A 71-year old man during a routine physical examination in 1992 showed a PSA level of 18.0. On digital rectal examination, a hard tumor mass was found in the prostate. Bone X-rays were normal and a sonogram showed no evidence of any tumor spread outside the prostate capsule. He was treated with flutamide plus leuprolide for eight weeks followed by implantation of a radioactive needle into the tumor mass. This resulted in disappearance of the tumor mass and reduction in PSA level to zero. The drug therapy was continued routinely but five years later in 1997, routine testing showed a sustained rise in PSA level. Bone scans revealed the presence of lesions in his lumbar vertebrae and pain was experienced there. At this point, drug therapy was terminated and local radiation was applied to the lumbar spine to reduce pain. Lumbar X-rays taken after radiation showed a modest decrease in the extent of metastatic tumor. Since the tumor was judged at this point to be resistant to conventional therapies, the patient was referred for special follow-up. He was started on low-dose naltrexone 3 mg. day q.h.s. Over the next five months, his PSA reading dropped to zero, X-rays of the spine became normal and all clinical signs of the tumor disappeared. The low-dose naltrexone treatment has continued and he has remained free of tumor.
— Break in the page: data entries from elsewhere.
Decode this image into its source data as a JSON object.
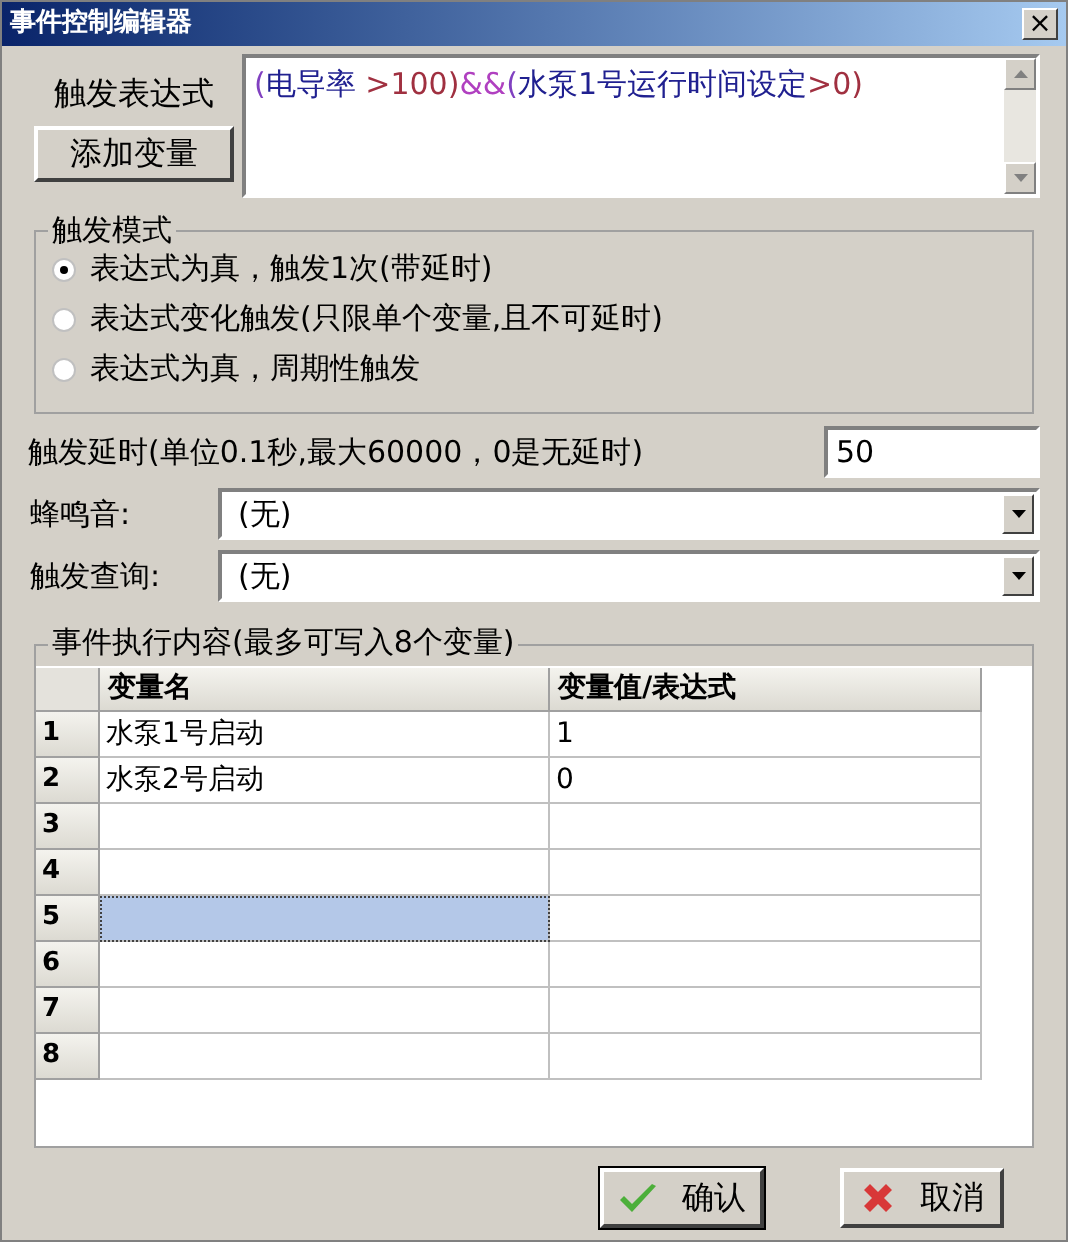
{
  "window": {
    "title": "事件控制编辑器",
    "close": "×"
  },
  "expression": {
    "label": "触发表达式",
    "add_button": "添加变量",
    "tokens": [
      {
        "text": "(",
        "color": "#8040c0"
      },
      {
        "text": "电导率 ",
        "color": "#202090"
      },
      {
        "text": ">100)",
        "color": "#a03040"
      },
      {
        "text": "&&",
        "color": "#b040c0"
      },
      {
        "text": "(",
        "color": "#8040c0"
      },
      {
        "text": "水泵1号运行时间设定",
        "color": "#202090"
      },
      {
        "text": ">0)",
        "color": "#a03040"
      }
    ]
  },
  "trigger_mode": {
    "title": "触发模式",
    "options": [
      {
        "label": "表达式为真，触发1次(带延时)",
        "selected": true
      },
      {
        "label": "表达式变化触发(只限单个变量,且不可延时)",
        "selected": false
      },
      {
        "label": "表达式为真，周期性触发",
        "selected": false
      }
    ]
  },
  "delay": {
    "label": "触发延时(单位0.1秒,最大60000，0是无延时)",
    "value": "50"
  },
  "buzzer": {
    "label": "蜂鸣音:",
    "value": "(无)"
  },
  "query": {
    "label": "触发查询:",
    "value": "(无)"
  },
  "actions": {
    "title": "事件执行内容(最多可写入8个变量)",
    "columns": [
      "变量名",
      "变量值/表达式"
    ],
    "rows": [
      {
        "index": "1",
        "name": "水泵1号启动",
        "value": "1",
        "selected": false
      },
      {
        "index": "2",
        "name": "水泵2号启动",
        "value": "0",
        "selected": false
      },
      {
        "index": "3",
        "selected": false
      },
      {
        "index": "4",
        "selected": false
      },
      {
        "index": "5",
        "selected": true
      },
      {
        "index": "6",
        "selected": false
      },
      {
        "index": "7",
        "selected": false
      },
      {
        "index": "8",
        "selected": false
      }
    ]
  },
  "buttons": [
    {
      "kind": "ok",
      "label": "确认"
    },
    {
      "kind": "cancel",
      "label": "取消"
    }
  ]
}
Two acquaintances in their sixties had been routinely monitoring their PSA levels every six to twelve months because of their age. Then, about six years ago for one and eight years for the other, one test showed a marked rise in PSA levels above normal for each and on digital rectal examination, a hard tumor mass was found in each. Biopsies of the masses were performed by a urologist and proved positive for adenocarcinoma of the prostate. Both were started immediately on low-dose naltrexone 3 mg/day q.h.s while they considered the desirability of undergoing standard therapies for prostate cancer. This exploration took a period of three months for one and four months for the other with both eventually electing to undergo treatment with flutamide, a testosterone blocking agent. On consultation with the urologist to begin administration of flutamide, each was advised that their respective tumors had already undergone substantial shrinkage, by more than one-half. Both began the anti-testosterone therapy while maintaining the low-dose naltrexone treatment, and after three months, their PSA levels had dropped to zero and the tumor masses had shrunk until they were no longer palpable by rectal examination, Both have continued the combination of low-dose naltrexone and flutamide and up until now there have been no signs or symptoms in either of reoccurrence of the prostate cancer.
In the course of the preceding description, reference has been made to certain alternatives or variations in the practice of the invention and it would be understood that others are conceivable. It is intended that all such modifications are within the scope of the invention except as positively excluded from the ambit of the appended claims.